Through her tenure at Signature Science LLC, Mary Heaton had seen the company’s portfolio of DNA applications grow hand-in-hand with the power of genetic technologies. Founded in 2001, Signature Science is engaged in the collection, analysis, and interpretation of DNA data for use in personal identification, including applications in homeland security, public safety, criminal justice and other elements of law enforcement. As genetic analysis has rapidly become the most reliable tool in personal identification, Signature Science’s Forensic DNA Laboratory has grown in tune.
But Heaton also grew aware of practical limitations to the use of DNA evidence. In the path from collection in the field to processing in the lab, samples could get degraded, contaminated, or simply mixed up. These risks grew greater with increasing distance to the lab, as more sample handling and transit time were needed. Case in point, millions of Americans witnessed the 1995 acquittal of football player OJ Simpson in a televised murder investigation. Blood found on Simpson’s sock matched the victim’s DNA with a certainty of 1 in 21 billion, and a bloodied glove found next to the victim matched Simpson’s blood. However, Simpson was acquitted because the defense argued that forensic evidence had been mishandled. It had not been correctly logged, entered into the chain of custody, bagged appropriately, or analyzed in a timely manner.
Opening forensics to more DNA evidence
Heaton knew that shortening the distance and time to sample processing were key to opening the field to broader uses of DNA samples. When Heaton learned about miniPCR, a portable thermal cycler manufactured by Cambridge-based Amplyus, she thought she might have found the ideal solution. “I figured, instead of bringing samples into the lab, why can’t one bring the lab closer to the samples”, says Heaton. The diminutive footprint and weight of miniPCR made it the ideal candidate to test this premise. But there was one catch: Heaton and her team needed to prove that DNA samples amplified with miniPCR could meet the rigorous quality standards of forensic science. Could tiny miniPCR deliver the same performance as 20-times larger rivals? Heaton decided to find out the only way a forensic scientist would: experimentally.
Forensic DNA samples are analyzed by examining genetic markers known as short tandem repeats (STRs). STRs are short DNA regions that vary uniquely across individuals. They are the gold standard in personal identification because multiple STRs can be analyzed simultaneously, reducing the probability of a random match to virtually null. The CODIS database managed by the FBI uses 13 different STRs, reducing the chances of spuriously matching two individuals to less than one in one trillion. Genetic databases now offer access to 25 and more loci used in personal ID.
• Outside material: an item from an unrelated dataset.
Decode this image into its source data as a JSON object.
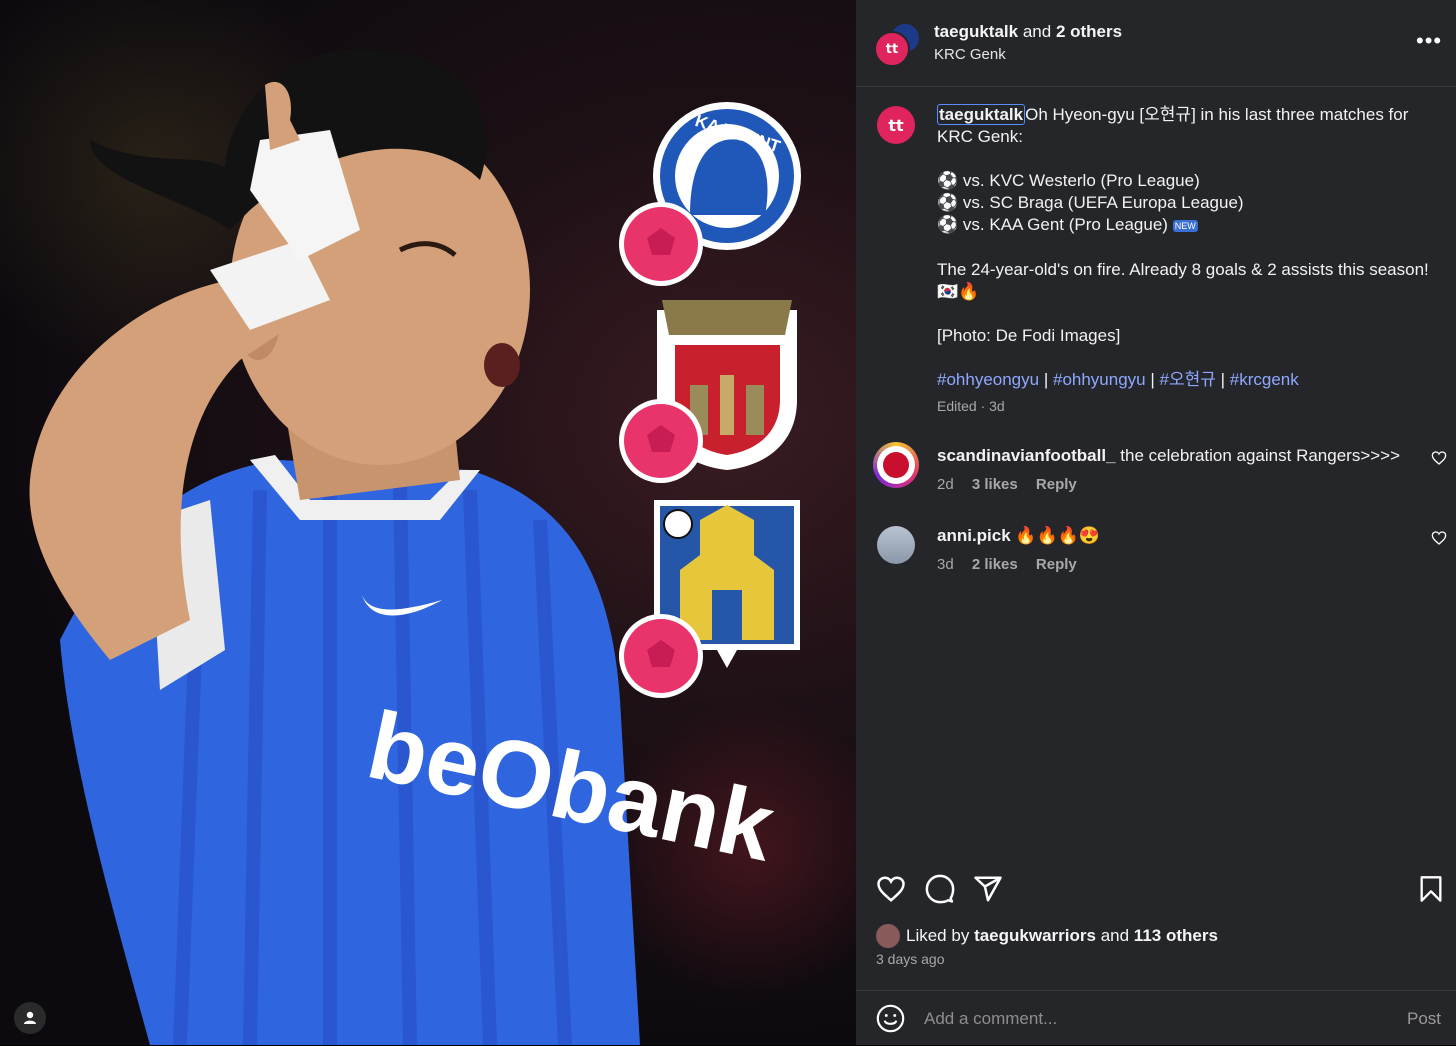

Putting miniPCR through its paces
To ensure that the fieldable miniPCR machine could study STRs as accurately as benchmark technologies, Signature Science compared results obtained using the miniPCR and the large benchtop AB 9700 thermal cycler. PCR amplicons were separated by capillary electrophoresis and detected in a 3500 xL Genetic Analyzer, and the resulting fluorescence readings were analyzed using GeneMapper ID-X software. Electropherogram plots quantifying the intensity of fluorescence signals (relative fluorescent units, RFUs), a function of the number of copies amplified for each STR by PCR, were compared statistically between miniPCR and the 9700. The results were clear: DNA amplification produced by miniPCR and benchtop PCR machines were essentially identical. These results held true after analyzing 40 loci from multiple DNA donors using three industry-standard personal ID kits (Global Filer, Global Filer Express, and YFiler, Applied Biosystems). In other words, miniPCR can perform forensic analysis in the field with the same accuracy and precision as much larger PCR equipment can in the lab.
Heaton was elated. The Signature Science team ordered several miniPCR machines that can be brought closer to the source of genetic material, minimizing sample degradation and contamination risks. “It makes DNA analysis an even more powerful tool for personal ID”, says Heaton. “The impact [of miniPCR] can be felt from forensics to public safety, to countless other applications.”
* Data used with permission of Signature Science, LLC.